Hydroton is a lightweight expanded clay aggregate composed of porous clay pebbles that can be used alone in a hydroponic system or blended with soil or other soilless mediums. Hydroton does not retain water to the extent of coco coir or rockwool, but it does provide plant roots with equal levels of oxygen. Like rockwool, the biggest issue is that it can dry out very quickly, so you have to be extra careful to keep it hydrated, especially when used on its own.
Other common soilless mediums used by hydroponic growers include perlite, vermiculite, coarse sand, and gravel. Advanced growers frequently mix these media in custom quantities to create blends that suit their specific growing style and environment.
Cannabis feeding systems
Feeding your plant is the process of giving it the chemicals and compounds that it needs to grow out its leaves, roots, and ultimately produce the heavy, trichome-covered flower clusters called colas. There are two main types of feeding systems: drain-to-waste and recirculating.
A drain-to-waste system applies fresh nutrient solutions to the grow medium every time the plant is fed. Any nutrients that drain through the medium are then disposed of and not reused.
A recirculating system collects the nutrients and water that are used, replenishes them, but with a smaller amount of fresh nutrients, then reapplies the solution to the plants the next time the plant is fed. A grower will check the solution’s pH before and after adjusting the nutrients.

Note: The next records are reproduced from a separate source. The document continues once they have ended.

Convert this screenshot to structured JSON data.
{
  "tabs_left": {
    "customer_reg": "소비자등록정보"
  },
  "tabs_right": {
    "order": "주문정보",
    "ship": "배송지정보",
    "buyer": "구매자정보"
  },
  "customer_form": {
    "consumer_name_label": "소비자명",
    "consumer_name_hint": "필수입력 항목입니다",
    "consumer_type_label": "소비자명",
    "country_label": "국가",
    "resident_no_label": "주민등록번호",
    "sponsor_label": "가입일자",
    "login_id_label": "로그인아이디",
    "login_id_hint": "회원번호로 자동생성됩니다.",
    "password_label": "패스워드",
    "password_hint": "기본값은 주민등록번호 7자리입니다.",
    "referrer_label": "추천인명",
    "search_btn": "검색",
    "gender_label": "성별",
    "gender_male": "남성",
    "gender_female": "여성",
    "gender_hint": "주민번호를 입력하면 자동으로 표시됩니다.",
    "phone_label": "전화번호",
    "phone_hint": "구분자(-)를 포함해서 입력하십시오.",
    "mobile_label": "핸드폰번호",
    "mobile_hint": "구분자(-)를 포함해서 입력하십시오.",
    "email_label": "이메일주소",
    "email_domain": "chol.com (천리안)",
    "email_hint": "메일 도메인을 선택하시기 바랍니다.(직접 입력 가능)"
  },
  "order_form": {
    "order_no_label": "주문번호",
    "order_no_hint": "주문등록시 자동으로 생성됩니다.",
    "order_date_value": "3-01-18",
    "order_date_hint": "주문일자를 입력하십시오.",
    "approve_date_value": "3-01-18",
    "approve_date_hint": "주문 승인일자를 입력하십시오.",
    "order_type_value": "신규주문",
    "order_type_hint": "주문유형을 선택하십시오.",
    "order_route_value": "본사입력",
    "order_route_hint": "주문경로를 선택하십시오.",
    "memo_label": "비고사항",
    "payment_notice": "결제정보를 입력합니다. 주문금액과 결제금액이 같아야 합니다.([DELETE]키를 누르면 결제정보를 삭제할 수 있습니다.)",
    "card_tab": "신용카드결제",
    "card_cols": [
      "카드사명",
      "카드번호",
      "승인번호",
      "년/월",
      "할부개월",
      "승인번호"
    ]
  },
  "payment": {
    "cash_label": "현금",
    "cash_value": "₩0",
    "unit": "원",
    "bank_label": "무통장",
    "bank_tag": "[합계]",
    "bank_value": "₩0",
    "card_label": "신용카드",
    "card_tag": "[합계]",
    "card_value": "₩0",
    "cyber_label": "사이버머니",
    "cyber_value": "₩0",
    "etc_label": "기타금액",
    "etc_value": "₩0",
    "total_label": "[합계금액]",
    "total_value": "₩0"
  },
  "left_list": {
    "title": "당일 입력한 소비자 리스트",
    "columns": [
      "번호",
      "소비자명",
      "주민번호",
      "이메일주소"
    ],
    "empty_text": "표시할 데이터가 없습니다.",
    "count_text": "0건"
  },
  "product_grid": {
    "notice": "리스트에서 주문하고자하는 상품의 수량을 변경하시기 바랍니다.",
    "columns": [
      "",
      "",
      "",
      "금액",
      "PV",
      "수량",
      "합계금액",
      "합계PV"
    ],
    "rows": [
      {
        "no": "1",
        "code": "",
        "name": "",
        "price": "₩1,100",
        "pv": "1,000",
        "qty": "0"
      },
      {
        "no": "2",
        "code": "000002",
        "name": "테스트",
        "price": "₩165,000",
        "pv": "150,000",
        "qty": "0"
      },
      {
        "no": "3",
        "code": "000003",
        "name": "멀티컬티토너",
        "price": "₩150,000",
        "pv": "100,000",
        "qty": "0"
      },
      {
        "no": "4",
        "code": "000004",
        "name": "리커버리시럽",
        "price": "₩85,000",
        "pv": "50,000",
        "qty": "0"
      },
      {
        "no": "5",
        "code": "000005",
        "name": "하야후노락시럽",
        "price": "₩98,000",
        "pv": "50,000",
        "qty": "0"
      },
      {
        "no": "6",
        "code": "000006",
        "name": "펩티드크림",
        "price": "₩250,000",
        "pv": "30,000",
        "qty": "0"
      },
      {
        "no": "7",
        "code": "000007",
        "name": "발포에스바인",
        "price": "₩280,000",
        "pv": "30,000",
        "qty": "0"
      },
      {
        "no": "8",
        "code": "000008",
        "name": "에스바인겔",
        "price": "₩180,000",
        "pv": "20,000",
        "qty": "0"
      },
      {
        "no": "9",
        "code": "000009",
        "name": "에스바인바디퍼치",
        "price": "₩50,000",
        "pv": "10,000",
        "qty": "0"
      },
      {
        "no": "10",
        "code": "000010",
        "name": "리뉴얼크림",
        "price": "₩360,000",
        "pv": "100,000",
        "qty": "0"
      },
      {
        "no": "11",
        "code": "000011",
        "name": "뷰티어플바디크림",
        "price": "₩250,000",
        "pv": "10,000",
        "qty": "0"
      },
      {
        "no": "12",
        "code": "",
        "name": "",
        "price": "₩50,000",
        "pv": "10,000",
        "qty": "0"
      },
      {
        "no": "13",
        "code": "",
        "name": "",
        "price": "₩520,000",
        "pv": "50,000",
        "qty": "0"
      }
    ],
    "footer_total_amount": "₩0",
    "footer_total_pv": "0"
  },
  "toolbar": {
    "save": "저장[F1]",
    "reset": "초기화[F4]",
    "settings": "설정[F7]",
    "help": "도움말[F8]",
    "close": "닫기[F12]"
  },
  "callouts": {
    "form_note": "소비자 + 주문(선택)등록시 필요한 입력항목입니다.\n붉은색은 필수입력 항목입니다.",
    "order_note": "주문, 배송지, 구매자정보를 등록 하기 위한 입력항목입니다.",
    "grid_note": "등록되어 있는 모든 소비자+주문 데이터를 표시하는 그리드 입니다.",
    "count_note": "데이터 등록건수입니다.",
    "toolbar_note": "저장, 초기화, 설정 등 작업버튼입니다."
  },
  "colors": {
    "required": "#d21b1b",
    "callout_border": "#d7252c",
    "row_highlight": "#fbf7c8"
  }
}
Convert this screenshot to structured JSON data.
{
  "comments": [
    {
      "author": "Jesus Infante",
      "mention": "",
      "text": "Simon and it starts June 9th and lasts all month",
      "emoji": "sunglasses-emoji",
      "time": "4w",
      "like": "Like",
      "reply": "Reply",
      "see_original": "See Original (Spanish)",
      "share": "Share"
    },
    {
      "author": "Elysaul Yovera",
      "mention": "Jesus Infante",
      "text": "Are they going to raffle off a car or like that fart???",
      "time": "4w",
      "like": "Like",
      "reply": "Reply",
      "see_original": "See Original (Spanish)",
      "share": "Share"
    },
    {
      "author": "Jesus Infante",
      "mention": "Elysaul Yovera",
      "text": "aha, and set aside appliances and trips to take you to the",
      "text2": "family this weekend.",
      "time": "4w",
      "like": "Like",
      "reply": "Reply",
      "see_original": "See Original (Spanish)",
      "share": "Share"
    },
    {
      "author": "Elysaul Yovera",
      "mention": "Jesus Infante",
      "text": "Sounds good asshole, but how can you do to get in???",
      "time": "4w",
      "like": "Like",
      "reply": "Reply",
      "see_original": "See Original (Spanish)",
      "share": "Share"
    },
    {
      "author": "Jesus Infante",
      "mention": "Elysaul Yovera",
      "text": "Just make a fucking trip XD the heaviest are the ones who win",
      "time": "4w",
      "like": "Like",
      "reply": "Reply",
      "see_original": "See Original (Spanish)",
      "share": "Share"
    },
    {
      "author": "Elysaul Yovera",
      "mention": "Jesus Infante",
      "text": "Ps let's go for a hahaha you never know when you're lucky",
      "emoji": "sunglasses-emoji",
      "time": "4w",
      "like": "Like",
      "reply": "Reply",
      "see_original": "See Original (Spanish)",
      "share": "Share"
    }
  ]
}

When using soil as your primary medium, drain-to-waste is the only possibility. In soilless hydroponic systems, it is up to the growers’ preferences. Most hydroponic growers will opt to maintain a drain-to-waste system, because it affords them full control over the application of nutrients. Recirculating systems are typically reserved for the most advanced and efficient cultivators.
Top feed drain-to-waste systems can be as simple as putting your plants in a soilless medium and watering them from the top of the container, either with a drip system or by hand.
Ebb and flow systems, also known as flood and drain systems, are a popular type of recirculating system that uses a pump to bring water and nutrients from a reservoir into a flood tray where the plants are positioned in their grow medium. The nutrient solution floods the tray and gets absorbed by the roots and medium before slowly draining back into the reservoir. This process repeats itself on a timer to ensure that plants are properly hydrated.
Nutrient Film Technique (NFT) is another recirculating system in which plants are suspended by net baskets or neoprene collars that run along a trough. A thin film of water and nutrients continually circulates through the bottom of the trough, providing food to the tips of the roots, while leaving a majority of the root mass exposed to air.
Deep Water Culture (DWC) is a modular bucket system that suspends the plant’s main stem in a net basket while the roots are completely immersed in a highly oxygenated nutrient solution. An air pump supplies the oxygen to the nutrient solution which circulates through 3-5 gallon, or 11.4-18.9 liter, pots. DWC buckets can be configured to run in a stand-alone drain-to-waste system, or all of the buckets can be connected together to run in a recirculating manner.
Aeroponics are hydroponic systems in which the roots are suspended in air and lightly misted with a nutrient solution on regularly timed intervals. This method can achieve faster growth rates while using less water and nutrients than other hydroponic systems, though this is considered of the most advanced methods of growing hydroponically.